## What to produce
Go through the records below and show every line with the string "name".
───── Supplied information
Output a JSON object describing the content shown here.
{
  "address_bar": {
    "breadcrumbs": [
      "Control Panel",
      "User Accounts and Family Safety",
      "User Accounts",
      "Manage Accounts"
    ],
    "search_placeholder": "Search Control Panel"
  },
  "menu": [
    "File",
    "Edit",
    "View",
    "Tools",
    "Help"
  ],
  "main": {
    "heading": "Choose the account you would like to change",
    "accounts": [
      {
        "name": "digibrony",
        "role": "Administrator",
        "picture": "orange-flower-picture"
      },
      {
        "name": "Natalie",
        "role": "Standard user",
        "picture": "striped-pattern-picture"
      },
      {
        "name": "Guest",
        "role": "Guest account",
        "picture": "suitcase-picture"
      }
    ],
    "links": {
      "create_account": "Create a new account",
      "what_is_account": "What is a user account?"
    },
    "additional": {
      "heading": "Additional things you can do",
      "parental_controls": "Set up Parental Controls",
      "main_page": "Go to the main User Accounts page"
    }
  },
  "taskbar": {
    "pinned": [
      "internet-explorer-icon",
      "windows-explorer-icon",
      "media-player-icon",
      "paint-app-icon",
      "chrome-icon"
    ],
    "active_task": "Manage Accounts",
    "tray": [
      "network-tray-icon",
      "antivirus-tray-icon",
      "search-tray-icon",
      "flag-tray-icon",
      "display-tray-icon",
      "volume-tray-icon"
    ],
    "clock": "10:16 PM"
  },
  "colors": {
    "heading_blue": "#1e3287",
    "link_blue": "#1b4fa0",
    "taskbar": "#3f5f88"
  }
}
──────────
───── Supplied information
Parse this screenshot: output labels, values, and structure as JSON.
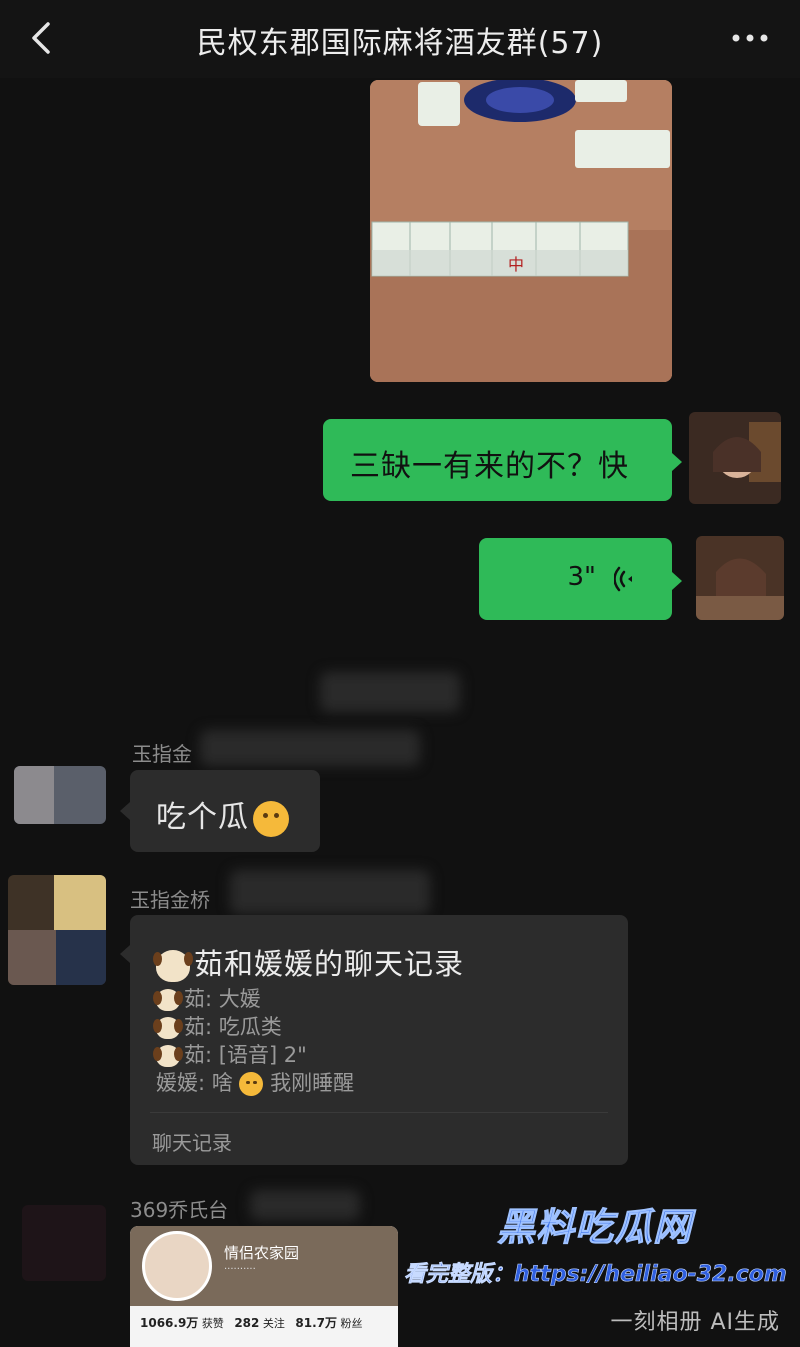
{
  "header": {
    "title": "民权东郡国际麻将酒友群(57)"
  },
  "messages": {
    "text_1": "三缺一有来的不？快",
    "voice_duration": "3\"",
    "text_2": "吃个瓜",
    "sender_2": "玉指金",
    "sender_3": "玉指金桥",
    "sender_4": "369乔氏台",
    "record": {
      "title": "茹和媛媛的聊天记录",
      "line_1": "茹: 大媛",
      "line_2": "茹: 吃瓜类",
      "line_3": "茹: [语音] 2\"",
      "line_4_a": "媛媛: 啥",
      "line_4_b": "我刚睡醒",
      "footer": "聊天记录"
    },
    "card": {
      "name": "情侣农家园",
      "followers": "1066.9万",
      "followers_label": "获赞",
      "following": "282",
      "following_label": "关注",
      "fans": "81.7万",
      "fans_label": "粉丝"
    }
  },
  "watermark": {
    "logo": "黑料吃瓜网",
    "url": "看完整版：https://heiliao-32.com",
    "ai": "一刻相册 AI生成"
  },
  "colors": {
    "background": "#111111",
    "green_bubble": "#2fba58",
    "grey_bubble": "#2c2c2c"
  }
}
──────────
## Answer box
        "name": "digibrony",
        "name": "Natalie",
        "name": "Guest",
      "name": "情侣农家园",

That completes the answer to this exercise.